Wealden District Council has finally agreed to sell their former offices on Pine Grove in Crowborough to the Town Council, so the building can be converted into an Enterprise Hub.
The Town Council submitted a bid to buy the building and associated staff and visitor car park (Lot 2, shown in red on the map below) in February. Initially the bid was subject to things like public consultation, securing a loan and a satisfactory structural survey.
As part of the agreement the Town Council also wanted WDC to also transfer the freeholds for the Crowborough Community Centre and Bluebell Wood to them as part of the deal. Now it seems a compromise has been reached between the two parties, but with caveats about the transfer of the other forementioned freeholds and additional planning consent.
As yet the price Crowborough Town Council have agreed to pay is still undisclosed, and is likely to remain so until the sale is complete.
At a special council meeting, closed to the public on Monday, Town Councillors discussed the terms of the agreement between the parties.
The whole Pine Grove site (which is part owned by Wealden District Council and East Sussex County Council) has been split into two lots for sale purposes, with a total guide price of £6.7 million. The old sale brochure explained that Lot 1 (£5 million, shown in green on the map) is the Beaconwood building, which used to be occupied by Social Services as well as the Registration Office before it moved to Hookstead on Goldsmiths Avenue. Also part of Lot 1, is the ‘temporary’ long stay car park, which is surrounded by woodland. Lot 1 is earmarked for housing in the Local Plan.
The Crowborough Community Centre is ‘sandwiched’ by Lots 1 and 2.
Town Councillors want to convert Pine Grove into an Enterprise Hub. Small and medium-sized businesses will be able to rent offices or workshop units on flexible terms. A similar suite of managed office units operated by Basepoint has recently opened in Haywards Heath. The one in Haywards Heath was built in partnership with Mid Sussex District Council and West Sussex County Council.
Part of the second floor is leased to East Sussex County Council and is used for Crowborough’s Library. Under the scheme the library will remain in the building.
At the same time as finalising the legal agreement, planning consultants are being appointed to help secure D1 planning consent for part of the building. To enable a variety of different types of businesses to be able to operate from the Enterprise Hub, permission to use Pine Grove for business, financial and professional services including light industrial (Classes B1 and A2) was approved in February. A request for Class D1 which includes many ‘public’ services was removed a few weeks before the planning committee’s hearing because of the absense of any studies about how much additional traffic might be generated from the public visiting the building. There was concern leaving a request for D1 status might have jeopardised the entire planning application. But Town Councillors feel that D1 Class, which includes use for crêches, museums and public halls is really needed to maximise the full marketing potential of the building, particularly the atrium and former council chambers (beneath the library), so they can be used as exhibition spaces or as a public hall.

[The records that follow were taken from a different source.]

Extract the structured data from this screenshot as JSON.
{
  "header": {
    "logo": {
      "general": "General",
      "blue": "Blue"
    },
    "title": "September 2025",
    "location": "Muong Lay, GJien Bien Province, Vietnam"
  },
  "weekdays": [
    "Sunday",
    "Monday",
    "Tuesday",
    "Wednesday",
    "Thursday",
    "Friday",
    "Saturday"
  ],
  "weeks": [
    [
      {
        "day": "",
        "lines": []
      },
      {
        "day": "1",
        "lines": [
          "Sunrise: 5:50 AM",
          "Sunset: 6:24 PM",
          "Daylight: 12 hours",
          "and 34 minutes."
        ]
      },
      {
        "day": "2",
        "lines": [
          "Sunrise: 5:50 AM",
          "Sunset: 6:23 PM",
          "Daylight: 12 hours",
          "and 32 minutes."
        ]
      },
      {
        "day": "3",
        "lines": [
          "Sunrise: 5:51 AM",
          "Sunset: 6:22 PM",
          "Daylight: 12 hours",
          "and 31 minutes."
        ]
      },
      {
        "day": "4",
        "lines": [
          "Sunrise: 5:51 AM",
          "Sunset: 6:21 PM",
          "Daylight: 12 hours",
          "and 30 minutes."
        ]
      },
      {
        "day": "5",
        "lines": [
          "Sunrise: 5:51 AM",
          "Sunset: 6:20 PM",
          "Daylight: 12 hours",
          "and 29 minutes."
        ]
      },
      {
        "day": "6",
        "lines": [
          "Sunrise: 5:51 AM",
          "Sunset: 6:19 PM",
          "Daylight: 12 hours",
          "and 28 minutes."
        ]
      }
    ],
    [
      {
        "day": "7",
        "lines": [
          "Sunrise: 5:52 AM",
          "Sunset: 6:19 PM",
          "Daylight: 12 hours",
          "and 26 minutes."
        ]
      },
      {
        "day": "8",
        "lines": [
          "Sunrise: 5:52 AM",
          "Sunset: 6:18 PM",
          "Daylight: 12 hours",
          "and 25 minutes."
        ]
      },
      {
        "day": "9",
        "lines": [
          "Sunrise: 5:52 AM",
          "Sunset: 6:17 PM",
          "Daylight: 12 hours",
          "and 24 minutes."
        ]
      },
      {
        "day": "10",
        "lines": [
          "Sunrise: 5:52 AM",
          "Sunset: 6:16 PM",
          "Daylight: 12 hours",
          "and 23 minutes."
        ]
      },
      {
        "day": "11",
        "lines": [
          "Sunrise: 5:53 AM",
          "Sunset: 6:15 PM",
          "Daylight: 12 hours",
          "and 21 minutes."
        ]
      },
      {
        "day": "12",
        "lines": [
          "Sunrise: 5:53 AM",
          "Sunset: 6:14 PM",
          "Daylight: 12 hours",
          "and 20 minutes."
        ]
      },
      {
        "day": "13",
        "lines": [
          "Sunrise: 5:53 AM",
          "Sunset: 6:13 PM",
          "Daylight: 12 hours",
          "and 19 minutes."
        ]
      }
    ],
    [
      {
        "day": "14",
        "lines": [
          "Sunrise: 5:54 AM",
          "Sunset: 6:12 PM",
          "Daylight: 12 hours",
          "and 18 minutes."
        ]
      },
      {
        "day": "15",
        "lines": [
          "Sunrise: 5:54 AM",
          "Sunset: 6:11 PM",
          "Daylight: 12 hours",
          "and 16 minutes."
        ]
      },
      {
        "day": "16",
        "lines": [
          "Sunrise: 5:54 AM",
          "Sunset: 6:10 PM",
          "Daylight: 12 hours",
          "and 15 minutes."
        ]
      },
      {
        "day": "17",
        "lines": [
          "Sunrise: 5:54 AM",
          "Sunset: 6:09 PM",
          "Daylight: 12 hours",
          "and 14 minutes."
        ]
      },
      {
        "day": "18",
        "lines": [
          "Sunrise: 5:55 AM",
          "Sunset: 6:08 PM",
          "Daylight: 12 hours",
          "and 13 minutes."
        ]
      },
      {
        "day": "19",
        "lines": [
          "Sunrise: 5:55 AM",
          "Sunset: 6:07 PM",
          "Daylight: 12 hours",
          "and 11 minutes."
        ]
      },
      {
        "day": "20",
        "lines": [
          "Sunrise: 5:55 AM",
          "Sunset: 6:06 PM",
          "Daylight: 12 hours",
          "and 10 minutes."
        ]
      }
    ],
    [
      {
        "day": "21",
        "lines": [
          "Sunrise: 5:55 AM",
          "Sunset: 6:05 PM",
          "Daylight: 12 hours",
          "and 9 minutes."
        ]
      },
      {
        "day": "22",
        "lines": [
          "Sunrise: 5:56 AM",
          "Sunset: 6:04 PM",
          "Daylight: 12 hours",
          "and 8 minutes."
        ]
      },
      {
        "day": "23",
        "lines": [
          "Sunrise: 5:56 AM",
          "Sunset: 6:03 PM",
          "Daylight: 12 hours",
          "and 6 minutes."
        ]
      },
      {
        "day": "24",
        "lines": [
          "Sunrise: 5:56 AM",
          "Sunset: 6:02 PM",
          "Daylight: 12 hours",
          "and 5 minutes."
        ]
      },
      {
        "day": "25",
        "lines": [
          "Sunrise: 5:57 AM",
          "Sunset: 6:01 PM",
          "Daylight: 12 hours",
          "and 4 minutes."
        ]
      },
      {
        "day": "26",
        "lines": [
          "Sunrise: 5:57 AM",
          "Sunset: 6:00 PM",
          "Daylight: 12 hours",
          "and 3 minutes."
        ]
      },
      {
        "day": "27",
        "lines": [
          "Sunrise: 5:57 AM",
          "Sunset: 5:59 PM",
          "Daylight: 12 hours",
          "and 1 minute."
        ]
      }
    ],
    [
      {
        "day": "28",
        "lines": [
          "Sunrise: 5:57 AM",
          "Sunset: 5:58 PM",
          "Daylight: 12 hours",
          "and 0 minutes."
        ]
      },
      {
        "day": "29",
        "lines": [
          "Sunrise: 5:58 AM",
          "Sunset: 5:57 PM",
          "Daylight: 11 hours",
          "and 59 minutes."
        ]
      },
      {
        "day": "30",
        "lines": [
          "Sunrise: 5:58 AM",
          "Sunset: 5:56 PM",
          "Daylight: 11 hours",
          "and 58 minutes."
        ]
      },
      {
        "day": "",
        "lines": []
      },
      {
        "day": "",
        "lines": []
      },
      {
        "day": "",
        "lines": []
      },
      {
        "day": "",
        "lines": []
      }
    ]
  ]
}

Both parties are working to exchange contracts by 30th November and they aim to complete the sale by the end of January 2016. There are two main caveats to the sale. Firstly, the Town Council obtaining D1 planning permission for elements of the building and secondly that the freehold of the Crowborough Community Centre and Bluebell Wood is transferred to the Town Council no later than the sale or development of Lot 1 (Beaconwood and the ‘temporary’ Mead House car park, shown in green).
Councillor Roy Galley, Wealden Cabinet member for Economic Development said:
This sale represents the best value for Wealden District Council and the people of Crowborough. We look forward to continue to work with the Town Council to complete the deal.
The Town Council’s approach was endorsed by residents in a public consultation help during March and April. In May the Public Works Loans Board approved an application for a £2.65 million loan required to buy and convert the building. Initially interest on the loan will be paid from an increased Council Tax, but once the Enterprise is up and running it will start to generate a profit to service the loan.
The Town Council will have to decide what structural changes are required to the building; tender for a contractor to carry-out the work and decide whether to appoint an operator, like Basepoint, to market the units and run the Enterprise Hub on a day-to-day basis on their behalf. Members of the Town Council hope the Enterprise Centre might be open for business by late Summer 2016.